Instructions for the task — If a line in the entries includes "photo", show that line.

Data records —
--------------------------------

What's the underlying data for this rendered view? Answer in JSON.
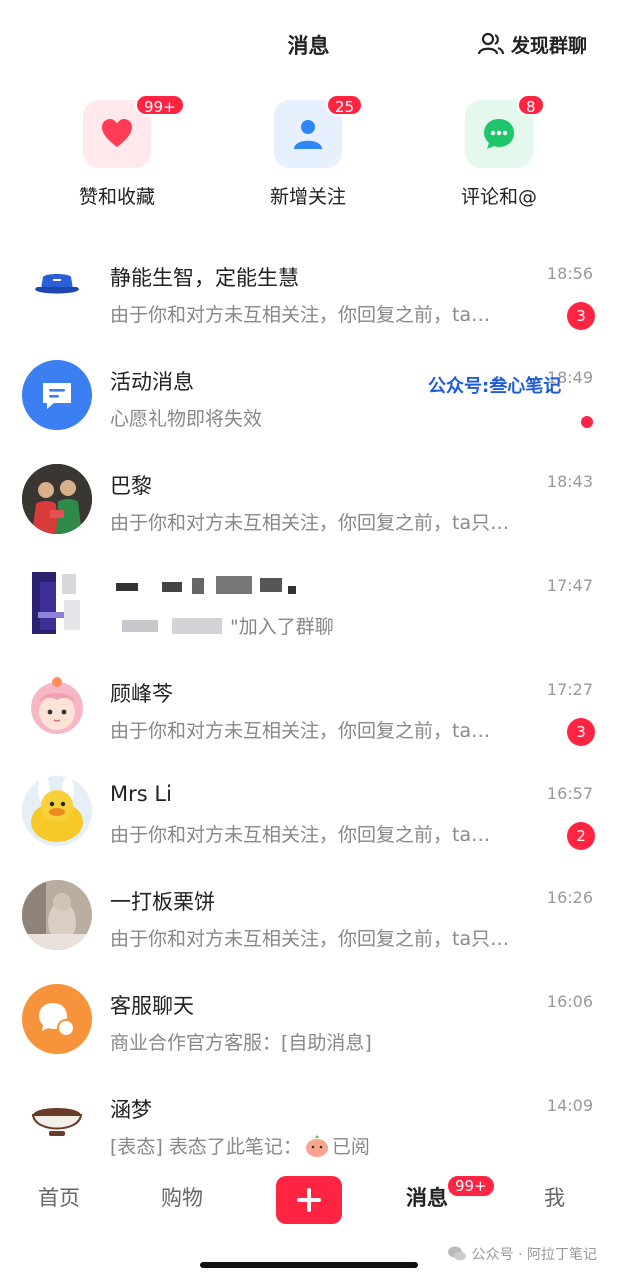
{
  "header": {
    "title": "消息",
    "discover_label": "发现群聊",
    "discover_icon": "group-user-icon"
  },
  "shortcuts": [
    {
      "label": "赞和收藏",
      "badge": "99+",
      "icon": "heart-icon",
      "color": "#ff2442",
      "bg": "#ffe9ec"
    },
    {
      "label": "新增关注",
      "badge": "25",
      "icon": "user-icon",
      "color": "#2f86f6",
      "bg": "#e6f0ff"
    },
    {
      "label": "评论和@",
      "badge": "8",
      "icon": "chat-bubble-icon",
      "color": "#21c56c",
      "bg": "#e5f8ee"
    }
  ],
  "conversations": [
    {
      "name": "静能生智，定能生慧",
      "time": "18:56",
      "preview": "由于你和对方未互相关注，你回复之前，ta…",
      "unread": "3",
      "avatar": "bucket-hat-avatar"
    },
    {
      "name": "活动消息",
      "time": "18:49",
      "preview": "心愿礼物即将失效",
      "unread_dot": true,
      "avatar": "activity-message-icon"
    },
    {
      "name": "巴黎",
      "time": "18:43",
      "preview": "由于你和对方未互相关注，你回复之前，ta只…",
      "avatar": "photo-avatar"
    },
    {
      "name": "",
      "time": "17:47",
      "preview": "\"加入了群聊",
      "avatar": "pixelated-avatar"
    },
    {
      "name": "顾峰芩",
      "time": "17:27",
      "preview": "由于你和对方未互相关注，你回复之前，ta…",
      "unread": "3",
      "avatar": "anime-girl-avatar"
    },
    {
      "name": "Mrs Li",
      "time": "16:57",
      "preview": "由于你和对方未互相关注，你回复之前，ta…",
      "unread": "2",
      "avatar": "duck-avatar"
    },
    {
      "name": "一打板栗饼",
      "time": "16:26",
      "preview": "由于你和对方未互相关注，你回复之前，ta只…",
      "avatar": "cat-photo-avatar"
    },
    {
      "name": "客服聊天",
      "time": "16:06",
      "preview": "商业合作官方客服：[自助消息]",
      "avatar": "customer-service-icon"
    },
    {
      "name": "涵梦",
      "time": "14:09",
      "preview": "[表态] 表态了此笔记：",
      "preview_tail": "已阅",
      "avatar": "bowl-avatar"
    }
  ],
  "overlay_watermark": "公众号:叁心笔记",
  "tabbar": {
    "tabs": [
      "首页",
      "购物",
      "消息",
      "我"
    ],
    "active": "消息",
    "message_badge": "99+"
  },
  "footer_watermark": "公众号 · 阿拉丁笔记",
  "colors": {
    "accent": "#ff2442",
    "watermark_blue": "#1f5cd6"
  }
}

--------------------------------

Reply —
      "avatar": "photo-avatar"
      "avatar": "cat-photo-avatar"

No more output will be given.